> **WHAT YOU NEED TO DO**:
Search the entries below for "this". Report each line where it occurs.

> **DATA**:
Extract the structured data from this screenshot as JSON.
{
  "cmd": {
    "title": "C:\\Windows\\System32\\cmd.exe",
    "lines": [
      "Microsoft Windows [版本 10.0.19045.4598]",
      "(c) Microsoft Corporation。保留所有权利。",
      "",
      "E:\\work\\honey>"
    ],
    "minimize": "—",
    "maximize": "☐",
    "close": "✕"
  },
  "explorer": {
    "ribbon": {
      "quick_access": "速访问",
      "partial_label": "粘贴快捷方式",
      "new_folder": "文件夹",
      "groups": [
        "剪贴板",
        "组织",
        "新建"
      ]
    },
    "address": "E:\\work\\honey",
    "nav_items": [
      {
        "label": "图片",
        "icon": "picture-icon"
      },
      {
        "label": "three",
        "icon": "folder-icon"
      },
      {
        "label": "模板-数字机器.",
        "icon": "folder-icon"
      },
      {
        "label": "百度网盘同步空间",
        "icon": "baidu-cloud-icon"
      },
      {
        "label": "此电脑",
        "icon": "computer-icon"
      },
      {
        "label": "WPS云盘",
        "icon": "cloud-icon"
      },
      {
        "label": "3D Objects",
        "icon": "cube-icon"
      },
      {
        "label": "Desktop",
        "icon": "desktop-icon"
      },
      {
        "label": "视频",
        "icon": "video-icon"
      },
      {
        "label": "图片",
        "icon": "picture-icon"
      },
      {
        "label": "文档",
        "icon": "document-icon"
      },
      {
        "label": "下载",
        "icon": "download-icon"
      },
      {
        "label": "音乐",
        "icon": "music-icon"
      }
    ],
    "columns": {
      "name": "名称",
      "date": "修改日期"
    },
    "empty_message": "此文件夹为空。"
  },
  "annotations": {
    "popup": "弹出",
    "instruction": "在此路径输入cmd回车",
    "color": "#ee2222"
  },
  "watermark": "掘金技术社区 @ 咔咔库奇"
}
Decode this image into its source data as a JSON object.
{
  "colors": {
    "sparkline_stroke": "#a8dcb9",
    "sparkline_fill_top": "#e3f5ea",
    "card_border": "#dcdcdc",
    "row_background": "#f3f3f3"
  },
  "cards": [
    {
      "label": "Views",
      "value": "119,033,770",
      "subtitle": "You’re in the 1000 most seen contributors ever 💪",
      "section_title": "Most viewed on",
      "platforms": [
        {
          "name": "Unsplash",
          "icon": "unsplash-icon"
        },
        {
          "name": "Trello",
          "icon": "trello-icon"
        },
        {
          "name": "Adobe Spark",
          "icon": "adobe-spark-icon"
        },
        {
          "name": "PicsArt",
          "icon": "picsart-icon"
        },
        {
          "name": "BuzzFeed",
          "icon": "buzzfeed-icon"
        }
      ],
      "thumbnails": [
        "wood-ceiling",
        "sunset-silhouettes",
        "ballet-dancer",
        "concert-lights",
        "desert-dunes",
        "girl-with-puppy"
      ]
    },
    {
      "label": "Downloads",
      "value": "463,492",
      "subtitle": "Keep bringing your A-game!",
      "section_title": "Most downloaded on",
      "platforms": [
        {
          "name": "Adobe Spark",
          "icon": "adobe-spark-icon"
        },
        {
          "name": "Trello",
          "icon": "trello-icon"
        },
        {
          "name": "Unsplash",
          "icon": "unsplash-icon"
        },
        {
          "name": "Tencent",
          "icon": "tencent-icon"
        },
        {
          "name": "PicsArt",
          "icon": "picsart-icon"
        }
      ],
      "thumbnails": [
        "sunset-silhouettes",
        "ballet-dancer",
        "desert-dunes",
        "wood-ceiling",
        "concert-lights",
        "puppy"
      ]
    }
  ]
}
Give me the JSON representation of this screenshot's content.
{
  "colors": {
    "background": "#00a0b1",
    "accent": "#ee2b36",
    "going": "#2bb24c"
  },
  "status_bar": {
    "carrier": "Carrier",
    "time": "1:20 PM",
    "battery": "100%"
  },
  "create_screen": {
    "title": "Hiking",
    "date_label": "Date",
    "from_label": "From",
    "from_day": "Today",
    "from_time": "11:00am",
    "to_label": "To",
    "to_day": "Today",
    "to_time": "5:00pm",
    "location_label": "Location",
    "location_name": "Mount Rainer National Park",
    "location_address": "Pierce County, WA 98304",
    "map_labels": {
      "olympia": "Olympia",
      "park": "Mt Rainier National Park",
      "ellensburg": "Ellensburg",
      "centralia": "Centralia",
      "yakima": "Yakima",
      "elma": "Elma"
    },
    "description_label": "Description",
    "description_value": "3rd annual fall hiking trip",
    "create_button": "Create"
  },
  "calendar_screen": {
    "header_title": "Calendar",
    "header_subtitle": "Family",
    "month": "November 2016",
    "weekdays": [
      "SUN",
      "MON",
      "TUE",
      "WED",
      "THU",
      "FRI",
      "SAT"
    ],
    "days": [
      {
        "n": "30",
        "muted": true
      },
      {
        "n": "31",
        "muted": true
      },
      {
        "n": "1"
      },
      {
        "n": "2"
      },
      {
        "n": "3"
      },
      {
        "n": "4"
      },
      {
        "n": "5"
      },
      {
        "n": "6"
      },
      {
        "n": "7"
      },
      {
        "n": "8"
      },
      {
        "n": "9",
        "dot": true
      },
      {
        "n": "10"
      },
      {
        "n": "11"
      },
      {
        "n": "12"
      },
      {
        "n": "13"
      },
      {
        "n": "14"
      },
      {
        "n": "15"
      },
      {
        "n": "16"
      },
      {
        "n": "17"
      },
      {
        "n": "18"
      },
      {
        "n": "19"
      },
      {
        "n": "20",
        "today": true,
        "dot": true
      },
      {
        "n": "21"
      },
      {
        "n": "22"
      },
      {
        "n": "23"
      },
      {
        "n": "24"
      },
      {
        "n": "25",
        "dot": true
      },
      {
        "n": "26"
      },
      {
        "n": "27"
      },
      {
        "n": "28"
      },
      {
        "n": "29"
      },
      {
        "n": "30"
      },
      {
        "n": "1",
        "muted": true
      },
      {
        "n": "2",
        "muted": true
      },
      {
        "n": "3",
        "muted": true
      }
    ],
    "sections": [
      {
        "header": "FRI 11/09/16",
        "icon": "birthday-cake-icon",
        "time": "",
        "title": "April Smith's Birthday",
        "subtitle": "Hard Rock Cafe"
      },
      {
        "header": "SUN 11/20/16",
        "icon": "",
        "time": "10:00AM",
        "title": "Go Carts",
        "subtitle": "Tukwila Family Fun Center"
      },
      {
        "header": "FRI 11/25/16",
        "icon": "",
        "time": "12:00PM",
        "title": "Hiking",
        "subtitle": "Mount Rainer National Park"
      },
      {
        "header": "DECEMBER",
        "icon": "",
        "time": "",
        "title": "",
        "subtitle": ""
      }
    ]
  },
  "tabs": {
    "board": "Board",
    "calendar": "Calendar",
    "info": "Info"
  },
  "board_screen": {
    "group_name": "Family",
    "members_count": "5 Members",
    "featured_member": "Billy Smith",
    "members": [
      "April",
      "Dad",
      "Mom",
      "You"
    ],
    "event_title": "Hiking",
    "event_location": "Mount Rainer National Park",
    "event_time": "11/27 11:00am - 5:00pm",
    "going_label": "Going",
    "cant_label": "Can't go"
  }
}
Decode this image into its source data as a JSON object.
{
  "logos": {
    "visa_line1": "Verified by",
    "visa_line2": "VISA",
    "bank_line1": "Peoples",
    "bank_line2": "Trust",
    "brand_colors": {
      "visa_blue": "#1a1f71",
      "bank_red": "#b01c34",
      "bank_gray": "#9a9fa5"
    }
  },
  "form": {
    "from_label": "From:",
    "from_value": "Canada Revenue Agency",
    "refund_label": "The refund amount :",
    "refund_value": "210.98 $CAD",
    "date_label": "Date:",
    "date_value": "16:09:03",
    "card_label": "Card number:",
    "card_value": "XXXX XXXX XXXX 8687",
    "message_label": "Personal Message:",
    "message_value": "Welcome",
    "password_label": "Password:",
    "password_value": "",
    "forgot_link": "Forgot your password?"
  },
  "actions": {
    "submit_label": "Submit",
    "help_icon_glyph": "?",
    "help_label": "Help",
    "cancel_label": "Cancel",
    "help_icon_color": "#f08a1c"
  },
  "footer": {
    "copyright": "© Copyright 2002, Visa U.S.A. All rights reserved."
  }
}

> **SOLVED EXERCISE**:
Extract the structured data from this screenshot as JSON.
Decode this image into its source data as a JSON object.
Give me the JSON representation of this screenshot's content.
Decode this image into its source data as a JSON object.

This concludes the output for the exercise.